| What to work on |
When the string "time" is part of a line below, that line should be copied.

[Dataset rows describing interfaces]
· · ·
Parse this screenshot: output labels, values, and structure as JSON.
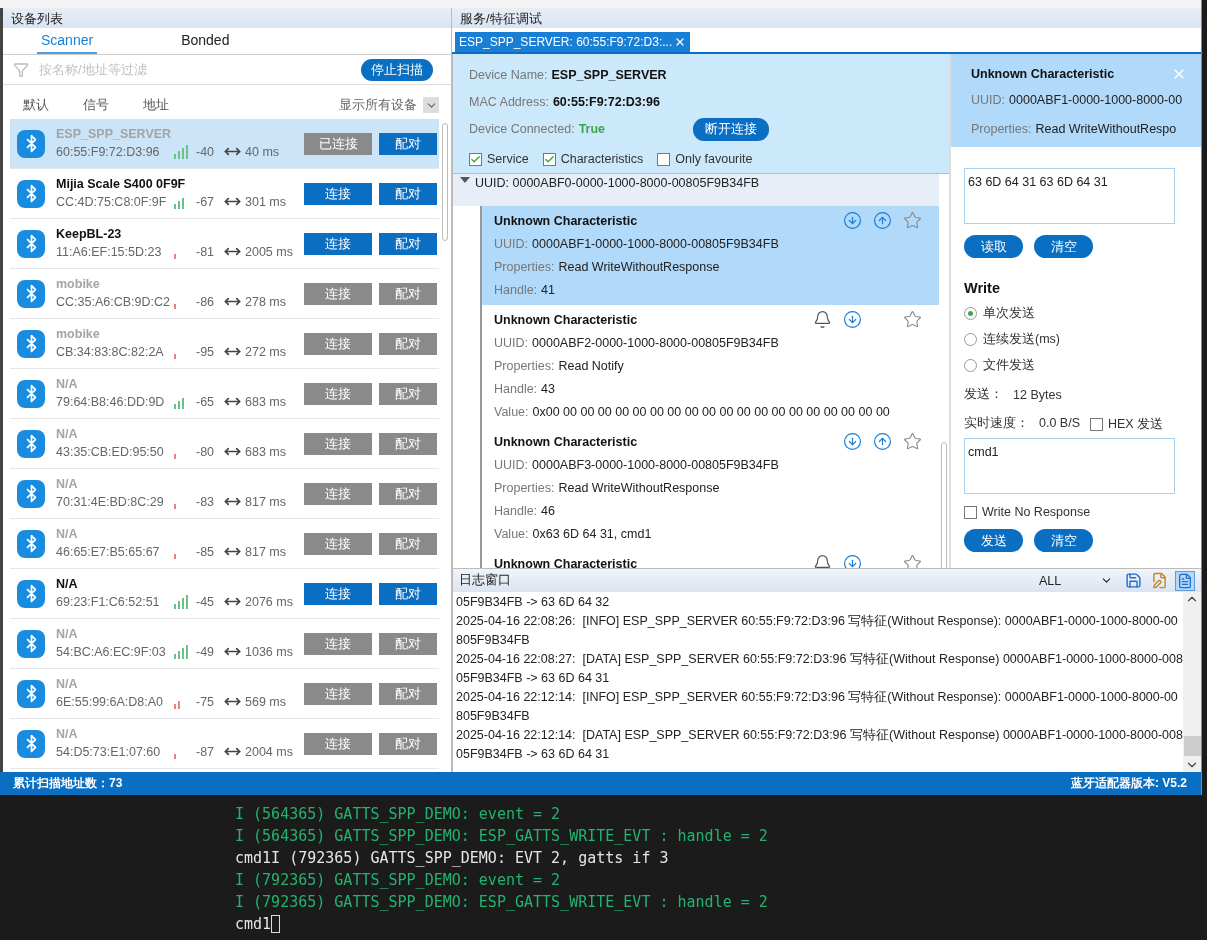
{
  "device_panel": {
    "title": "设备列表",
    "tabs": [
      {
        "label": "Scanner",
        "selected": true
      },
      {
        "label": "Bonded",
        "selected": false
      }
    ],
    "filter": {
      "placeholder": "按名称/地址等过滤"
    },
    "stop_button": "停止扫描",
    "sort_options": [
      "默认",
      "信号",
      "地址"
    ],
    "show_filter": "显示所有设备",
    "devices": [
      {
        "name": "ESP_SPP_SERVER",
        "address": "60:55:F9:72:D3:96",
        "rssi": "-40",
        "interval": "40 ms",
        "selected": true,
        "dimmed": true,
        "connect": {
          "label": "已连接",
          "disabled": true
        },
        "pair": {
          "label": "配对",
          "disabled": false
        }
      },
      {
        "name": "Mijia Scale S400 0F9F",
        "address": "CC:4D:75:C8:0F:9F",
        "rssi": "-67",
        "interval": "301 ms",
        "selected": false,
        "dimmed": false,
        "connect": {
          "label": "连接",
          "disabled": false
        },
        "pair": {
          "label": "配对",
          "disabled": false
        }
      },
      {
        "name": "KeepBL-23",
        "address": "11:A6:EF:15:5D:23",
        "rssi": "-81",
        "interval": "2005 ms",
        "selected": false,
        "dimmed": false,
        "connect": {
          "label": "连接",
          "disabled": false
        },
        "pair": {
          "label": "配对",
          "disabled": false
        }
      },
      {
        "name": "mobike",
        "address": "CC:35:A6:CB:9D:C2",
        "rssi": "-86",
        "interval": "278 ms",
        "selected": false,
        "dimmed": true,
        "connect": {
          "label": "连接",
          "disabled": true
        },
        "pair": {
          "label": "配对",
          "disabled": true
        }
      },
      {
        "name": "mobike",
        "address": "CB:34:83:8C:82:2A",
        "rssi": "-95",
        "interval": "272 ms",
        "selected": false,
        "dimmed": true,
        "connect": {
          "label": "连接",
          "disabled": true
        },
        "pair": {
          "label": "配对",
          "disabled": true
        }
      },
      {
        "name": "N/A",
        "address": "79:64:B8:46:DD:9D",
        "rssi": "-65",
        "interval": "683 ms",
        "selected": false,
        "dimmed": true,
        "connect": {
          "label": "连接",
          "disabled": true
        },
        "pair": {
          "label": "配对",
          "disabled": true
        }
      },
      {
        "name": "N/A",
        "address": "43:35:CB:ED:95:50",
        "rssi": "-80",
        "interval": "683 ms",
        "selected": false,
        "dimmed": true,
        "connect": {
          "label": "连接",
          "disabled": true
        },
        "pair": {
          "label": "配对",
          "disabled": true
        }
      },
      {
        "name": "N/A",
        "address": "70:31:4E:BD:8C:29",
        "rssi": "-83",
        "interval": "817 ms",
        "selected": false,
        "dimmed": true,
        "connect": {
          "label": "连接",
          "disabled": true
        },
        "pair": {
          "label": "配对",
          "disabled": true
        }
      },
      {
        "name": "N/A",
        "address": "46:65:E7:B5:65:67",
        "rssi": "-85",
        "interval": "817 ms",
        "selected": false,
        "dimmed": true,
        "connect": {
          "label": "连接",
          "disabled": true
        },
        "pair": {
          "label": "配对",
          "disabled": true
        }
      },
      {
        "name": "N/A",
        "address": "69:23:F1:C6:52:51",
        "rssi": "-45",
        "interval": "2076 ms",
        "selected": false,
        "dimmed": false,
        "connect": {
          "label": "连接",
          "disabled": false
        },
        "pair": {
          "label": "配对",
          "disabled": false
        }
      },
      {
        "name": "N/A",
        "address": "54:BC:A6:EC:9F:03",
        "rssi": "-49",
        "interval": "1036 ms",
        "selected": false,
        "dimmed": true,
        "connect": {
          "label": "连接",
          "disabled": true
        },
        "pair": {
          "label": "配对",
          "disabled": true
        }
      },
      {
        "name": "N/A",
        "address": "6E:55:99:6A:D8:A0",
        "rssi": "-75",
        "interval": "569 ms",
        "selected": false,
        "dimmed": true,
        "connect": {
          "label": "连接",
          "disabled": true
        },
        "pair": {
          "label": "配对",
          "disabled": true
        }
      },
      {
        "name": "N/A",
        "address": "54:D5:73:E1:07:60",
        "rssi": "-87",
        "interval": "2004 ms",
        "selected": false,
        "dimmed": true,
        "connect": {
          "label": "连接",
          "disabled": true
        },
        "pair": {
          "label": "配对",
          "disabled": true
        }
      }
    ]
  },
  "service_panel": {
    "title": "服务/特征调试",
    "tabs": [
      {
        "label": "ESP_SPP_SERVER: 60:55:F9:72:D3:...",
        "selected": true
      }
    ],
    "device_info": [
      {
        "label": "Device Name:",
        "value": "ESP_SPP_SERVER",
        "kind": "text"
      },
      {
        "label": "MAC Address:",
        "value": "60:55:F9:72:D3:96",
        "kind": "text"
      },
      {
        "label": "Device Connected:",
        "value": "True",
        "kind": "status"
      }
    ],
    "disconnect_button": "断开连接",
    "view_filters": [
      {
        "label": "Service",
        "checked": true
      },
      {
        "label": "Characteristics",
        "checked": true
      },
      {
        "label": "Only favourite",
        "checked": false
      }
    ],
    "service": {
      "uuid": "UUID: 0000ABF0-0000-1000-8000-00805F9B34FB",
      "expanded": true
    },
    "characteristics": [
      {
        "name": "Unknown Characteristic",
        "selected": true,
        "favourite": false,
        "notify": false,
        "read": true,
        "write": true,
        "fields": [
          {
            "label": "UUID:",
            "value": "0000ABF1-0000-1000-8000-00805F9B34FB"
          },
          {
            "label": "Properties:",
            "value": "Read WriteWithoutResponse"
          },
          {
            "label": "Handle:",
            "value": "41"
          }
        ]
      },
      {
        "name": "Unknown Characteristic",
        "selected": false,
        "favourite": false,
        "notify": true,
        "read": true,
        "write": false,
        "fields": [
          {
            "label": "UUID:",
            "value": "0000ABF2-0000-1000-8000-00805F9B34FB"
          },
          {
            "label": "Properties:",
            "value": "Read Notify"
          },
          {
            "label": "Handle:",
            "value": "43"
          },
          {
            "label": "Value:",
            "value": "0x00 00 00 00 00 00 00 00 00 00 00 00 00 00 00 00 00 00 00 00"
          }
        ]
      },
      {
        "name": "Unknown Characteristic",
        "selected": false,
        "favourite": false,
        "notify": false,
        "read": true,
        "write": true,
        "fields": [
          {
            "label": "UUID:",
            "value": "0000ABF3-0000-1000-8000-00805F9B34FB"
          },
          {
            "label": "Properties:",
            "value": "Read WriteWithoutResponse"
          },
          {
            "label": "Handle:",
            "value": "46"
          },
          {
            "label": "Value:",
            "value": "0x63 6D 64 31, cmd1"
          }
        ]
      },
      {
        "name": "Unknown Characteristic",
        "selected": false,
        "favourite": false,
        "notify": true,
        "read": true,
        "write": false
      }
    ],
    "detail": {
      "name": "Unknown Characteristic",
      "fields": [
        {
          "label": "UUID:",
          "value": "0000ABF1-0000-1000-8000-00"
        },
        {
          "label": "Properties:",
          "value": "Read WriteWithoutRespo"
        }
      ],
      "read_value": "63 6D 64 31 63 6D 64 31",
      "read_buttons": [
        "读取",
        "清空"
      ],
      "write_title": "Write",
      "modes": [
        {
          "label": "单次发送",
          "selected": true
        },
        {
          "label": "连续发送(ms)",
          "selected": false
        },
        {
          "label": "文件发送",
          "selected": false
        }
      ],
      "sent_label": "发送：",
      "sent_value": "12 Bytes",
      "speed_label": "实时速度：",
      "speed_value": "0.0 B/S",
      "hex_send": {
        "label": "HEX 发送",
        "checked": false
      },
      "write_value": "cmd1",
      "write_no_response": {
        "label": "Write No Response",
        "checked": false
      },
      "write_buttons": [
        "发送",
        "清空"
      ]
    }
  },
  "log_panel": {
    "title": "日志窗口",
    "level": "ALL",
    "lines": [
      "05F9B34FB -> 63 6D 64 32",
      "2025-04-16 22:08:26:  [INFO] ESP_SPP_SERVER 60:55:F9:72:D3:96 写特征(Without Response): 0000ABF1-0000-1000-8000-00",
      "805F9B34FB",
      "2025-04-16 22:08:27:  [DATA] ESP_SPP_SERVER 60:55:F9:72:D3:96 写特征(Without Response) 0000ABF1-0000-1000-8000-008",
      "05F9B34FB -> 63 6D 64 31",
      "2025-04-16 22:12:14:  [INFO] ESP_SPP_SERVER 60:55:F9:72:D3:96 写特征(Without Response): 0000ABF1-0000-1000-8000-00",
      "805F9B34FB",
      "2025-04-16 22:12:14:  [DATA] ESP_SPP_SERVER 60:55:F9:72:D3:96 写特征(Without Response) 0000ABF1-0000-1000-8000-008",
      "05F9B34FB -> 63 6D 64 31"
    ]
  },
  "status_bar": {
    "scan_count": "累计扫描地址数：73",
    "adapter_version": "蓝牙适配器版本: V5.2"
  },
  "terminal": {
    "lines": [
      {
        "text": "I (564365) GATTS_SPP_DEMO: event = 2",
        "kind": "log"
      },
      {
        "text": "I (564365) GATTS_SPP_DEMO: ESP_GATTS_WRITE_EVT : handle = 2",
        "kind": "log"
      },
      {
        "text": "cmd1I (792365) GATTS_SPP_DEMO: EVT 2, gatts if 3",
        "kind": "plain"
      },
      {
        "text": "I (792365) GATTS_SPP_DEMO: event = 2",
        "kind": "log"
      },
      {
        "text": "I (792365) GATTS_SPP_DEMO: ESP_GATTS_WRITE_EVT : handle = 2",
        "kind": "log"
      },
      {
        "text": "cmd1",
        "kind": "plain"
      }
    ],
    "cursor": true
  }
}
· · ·
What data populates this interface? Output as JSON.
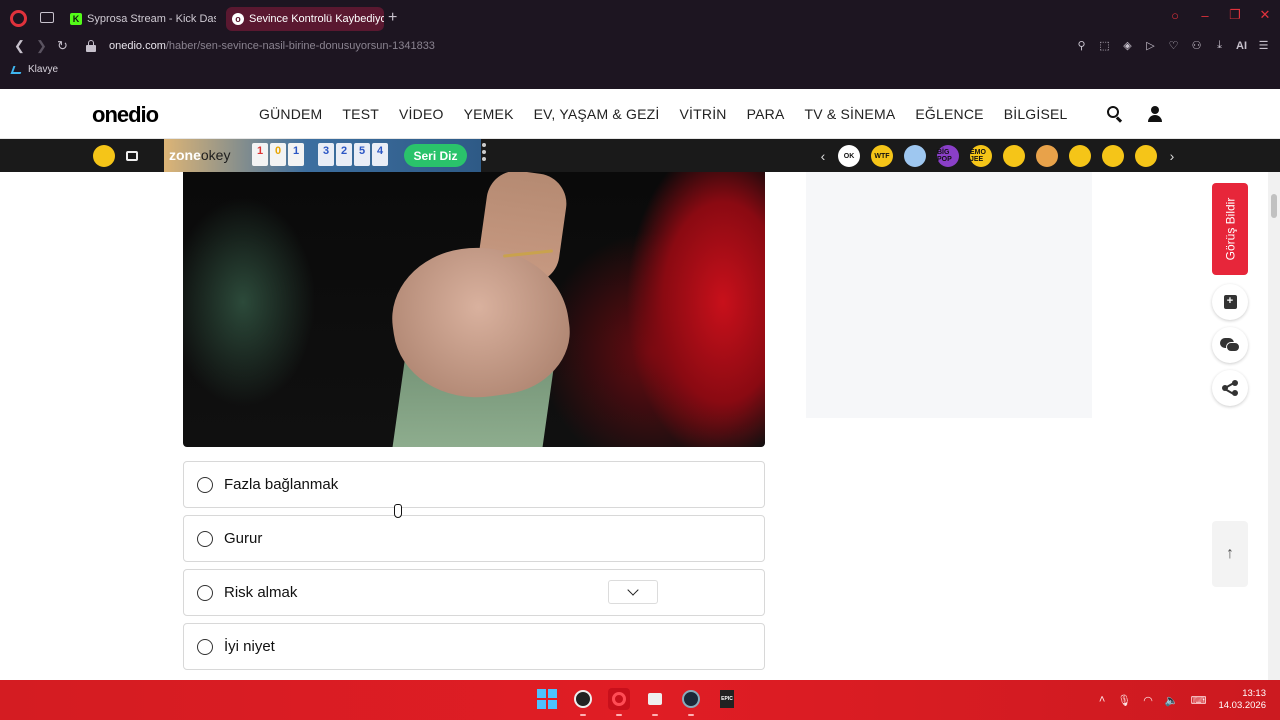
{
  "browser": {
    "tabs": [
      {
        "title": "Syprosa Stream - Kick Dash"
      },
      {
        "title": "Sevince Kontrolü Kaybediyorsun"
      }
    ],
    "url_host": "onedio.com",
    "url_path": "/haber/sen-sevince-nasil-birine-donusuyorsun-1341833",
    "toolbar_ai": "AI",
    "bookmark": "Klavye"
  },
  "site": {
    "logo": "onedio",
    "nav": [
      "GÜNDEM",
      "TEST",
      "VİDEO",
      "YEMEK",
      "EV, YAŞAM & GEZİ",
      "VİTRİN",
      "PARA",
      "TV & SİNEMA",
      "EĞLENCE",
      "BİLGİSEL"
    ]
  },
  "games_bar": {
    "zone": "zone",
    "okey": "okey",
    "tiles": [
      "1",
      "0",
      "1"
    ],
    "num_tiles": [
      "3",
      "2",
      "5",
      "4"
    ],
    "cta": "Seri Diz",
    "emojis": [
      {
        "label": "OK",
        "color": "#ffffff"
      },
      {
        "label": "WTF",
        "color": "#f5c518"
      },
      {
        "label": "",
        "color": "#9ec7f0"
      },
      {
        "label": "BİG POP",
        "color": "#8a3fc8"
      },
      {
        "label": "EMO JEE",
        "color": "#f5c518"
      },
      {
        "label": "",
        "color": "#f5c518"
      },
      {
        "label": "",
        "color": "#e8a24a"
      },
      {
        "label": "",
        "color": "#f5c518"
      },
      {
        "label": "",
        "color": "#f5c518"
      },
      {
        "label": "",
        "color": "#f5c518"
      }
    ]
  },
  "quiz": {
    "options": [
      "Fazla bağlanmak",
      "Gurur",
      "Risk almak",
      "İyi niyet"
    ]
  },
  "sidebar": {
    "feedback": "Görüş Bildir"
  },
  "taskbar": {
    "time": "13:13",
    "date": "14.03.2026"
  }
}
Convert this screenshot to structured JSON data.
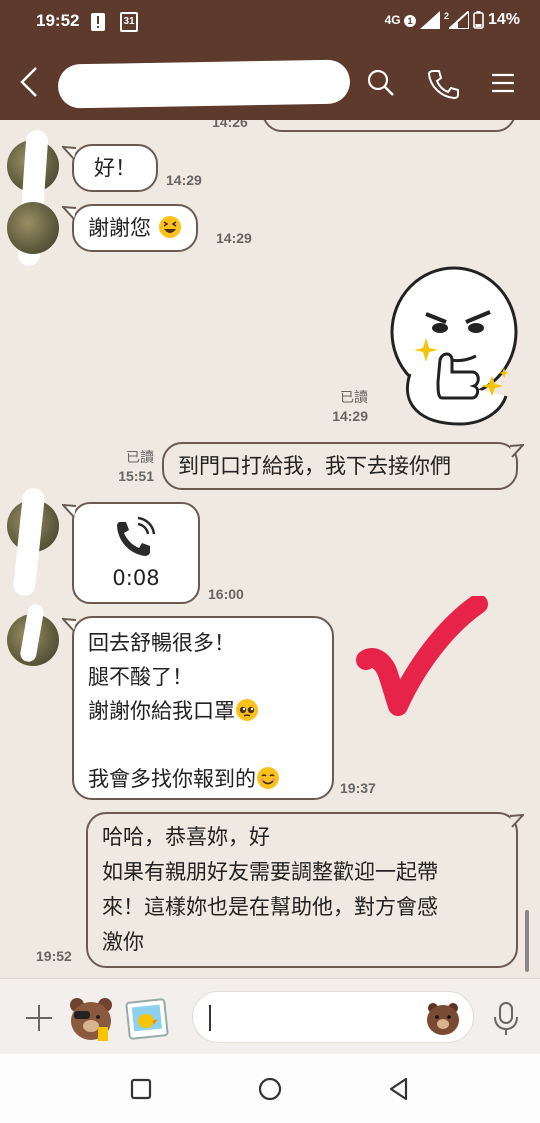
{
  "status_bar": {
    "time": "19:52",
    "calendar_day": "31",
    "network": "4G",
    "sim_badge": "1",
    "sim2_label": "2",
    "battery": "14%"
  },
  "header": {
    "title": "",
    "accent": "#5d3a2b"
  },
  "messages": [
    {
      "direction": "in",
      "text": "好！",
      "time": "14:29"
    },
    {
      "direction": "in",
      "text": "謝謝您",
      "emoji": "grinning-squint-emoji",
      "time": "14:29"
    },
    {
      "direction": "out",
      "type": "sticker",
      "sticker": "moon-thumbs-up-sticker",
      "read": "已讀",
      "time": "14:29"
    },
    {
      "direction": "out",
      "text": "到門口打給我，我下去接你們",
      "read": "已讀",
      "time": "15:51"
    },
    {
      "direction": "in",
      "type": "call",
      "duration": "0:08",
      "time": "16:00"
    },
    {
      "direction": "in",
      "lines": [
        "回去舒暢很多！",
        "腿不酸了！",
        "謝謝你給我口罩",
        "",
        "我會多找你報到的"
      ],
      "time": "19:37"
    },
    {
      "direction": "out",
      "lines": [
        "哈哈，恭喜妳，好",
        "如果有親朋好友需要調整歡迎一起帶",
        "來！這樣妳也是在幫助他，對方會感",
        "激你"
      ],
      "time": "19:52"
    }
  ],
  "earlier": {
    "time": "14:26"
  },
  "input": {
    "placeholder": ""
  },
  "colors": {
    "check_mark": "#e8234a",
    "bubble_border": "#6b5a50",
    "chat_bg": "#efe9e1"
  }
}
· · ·
| Worked solution |
    "time": "13:13",
    "time": "19:52",
      "time": "14:29"
      "time": "14:29"
      "time": "14:29"
      "time": "15:51"
      "time": "16:00"
      "time": "19:37"
      "time": "19:52"
    "time": "14:26"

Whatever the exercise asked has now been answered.